-- Excerpted data follows --

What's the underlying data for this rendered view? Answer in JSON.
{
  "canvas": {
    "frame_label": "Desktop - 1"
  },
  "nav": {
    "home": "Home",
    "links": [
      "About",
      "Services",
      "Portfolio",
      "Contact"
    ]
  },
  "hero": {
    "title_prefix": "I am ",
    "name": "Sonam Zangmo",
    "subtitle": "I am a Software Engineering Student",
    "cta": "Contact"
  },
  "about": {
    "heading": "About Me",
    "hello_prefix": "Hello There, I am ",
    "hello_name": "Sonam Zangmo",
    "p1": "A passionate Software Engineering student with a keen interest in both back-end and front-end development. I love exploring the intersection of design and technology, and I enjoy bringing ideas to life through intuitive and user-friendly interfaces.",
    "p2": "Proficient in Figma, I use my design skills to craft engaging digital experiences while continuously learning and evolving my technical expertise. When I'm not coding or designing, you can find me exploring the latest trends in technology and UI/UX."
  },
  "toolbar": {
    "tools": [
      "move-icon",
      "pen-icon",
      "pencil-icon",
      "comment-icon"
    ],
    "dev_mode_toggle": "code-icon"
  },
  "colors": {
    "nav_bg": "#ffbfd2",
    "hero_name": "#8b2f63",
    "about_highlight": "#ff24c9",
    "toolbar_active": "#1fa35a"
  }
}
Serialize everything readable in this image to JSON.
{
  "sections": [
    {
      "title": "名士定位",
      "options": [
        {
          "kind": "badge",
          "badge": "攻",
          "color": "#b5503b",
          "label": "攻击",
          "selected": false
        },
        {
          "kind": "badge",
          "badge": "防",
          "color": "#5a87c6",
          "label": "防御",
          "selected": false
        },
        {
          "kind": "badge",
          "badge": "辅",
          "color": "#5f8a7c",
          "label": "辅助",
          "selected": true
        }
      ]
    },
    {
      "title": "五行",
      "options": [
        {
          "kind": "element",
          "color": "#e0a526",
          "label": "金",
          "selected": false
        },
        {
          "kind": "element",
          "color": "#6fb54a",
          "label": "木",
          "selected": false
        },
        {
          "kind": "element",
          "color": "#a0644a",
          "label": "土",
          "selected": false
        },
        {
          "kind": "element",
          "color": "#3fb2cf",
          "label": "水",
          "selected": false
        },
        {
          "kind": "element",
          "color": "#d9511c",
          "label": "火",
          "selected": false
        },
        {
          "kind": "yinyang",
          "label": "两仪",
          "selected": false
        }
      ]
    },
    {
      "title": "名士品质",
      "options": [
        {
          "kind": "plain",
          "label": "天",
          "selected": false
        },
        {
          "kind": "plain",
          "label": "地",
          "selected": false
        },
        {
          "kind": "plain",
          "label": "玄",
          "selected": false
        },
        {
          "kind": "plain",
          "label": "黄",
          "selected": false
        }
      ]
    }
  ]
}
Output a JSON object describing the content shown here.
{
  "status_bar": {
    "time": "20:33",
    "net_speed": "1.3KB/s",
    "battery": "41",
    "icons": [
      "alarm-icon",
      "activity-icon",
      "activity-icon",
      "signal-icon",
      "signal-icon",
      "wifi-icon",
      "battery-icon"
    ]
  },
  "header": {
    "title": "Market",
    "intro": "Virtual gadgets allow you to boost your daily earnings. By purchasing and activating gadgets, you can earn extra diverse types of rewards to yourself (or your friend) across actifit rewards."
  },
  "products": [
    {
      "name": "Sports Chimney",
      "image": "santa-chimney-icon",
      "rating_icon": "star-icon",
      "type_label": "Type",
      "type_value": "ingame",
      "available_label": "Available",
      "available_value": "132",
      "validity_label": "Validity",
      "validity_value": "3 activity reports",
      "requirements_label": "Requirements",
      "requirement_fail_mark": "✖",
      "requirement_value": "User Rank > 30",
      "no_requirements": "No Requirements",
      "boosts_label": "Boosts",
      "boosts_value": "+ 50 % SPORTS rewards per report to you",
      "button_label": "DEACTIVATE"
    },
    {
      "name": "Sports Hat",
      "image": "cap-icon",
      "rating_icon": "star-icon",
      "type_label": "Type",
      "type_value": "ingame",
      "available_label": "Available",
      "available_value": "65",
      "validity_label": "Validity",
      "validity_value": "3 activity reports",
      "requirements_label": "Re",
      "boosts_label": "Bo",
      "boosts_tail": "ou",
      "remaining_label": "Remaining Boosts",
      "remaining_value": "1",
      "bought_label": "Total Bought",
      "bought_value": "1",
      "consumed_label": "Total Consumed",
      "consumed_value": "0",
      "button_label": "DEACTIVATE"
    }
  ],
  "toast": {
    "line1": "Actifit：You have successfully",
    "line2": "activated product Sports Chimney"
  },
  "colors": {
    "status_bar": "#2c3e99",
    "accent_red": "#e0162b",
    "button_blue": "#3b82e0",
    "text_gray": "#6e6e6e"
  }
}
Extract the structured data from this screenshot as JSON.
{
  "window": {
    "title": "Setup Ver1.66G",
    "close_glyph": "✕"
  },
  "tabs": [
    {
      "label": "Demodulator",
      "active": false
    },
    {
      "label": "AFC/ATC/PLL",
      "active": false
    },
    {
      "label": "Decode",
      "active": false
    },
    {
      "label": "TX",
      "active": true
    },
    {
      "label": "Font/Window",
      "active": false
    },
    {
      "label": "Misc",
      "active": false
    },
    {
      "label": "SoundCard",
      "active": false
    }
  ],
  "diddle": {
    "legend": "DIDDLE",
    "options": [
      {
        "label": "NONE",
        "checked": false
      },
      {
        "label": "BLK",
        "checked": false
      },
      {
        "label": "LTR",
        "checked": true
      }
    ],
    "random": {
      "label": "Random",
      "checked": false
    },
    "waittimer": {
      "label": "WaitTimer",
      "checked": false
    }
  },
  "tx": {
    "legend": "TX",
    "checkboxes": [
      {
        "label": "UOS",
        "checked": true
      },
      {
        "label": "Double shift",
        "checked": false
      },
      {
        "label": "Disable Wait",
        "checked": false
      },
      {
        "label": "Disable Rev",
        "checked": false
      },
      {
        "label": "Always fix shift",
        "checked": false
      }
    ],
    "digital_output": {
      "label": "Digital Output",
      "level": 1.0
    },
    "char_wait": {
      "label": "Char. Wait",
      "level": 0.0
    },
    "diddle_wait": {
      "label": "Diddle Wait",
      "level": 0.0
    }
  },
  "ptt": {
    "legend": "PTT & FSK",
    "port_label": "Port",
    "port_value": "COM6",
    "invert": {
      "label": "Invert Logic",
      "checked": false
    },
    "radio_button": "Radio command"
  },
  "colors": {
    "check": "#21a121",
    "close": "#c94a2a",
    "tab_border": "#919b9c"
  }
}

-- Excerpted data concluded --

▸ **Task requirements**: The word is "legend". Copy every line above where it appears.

▸ **Response**:
    "legend": "DIDDLE",
    "legend": "TX",
    "legend": "PTT & FSK",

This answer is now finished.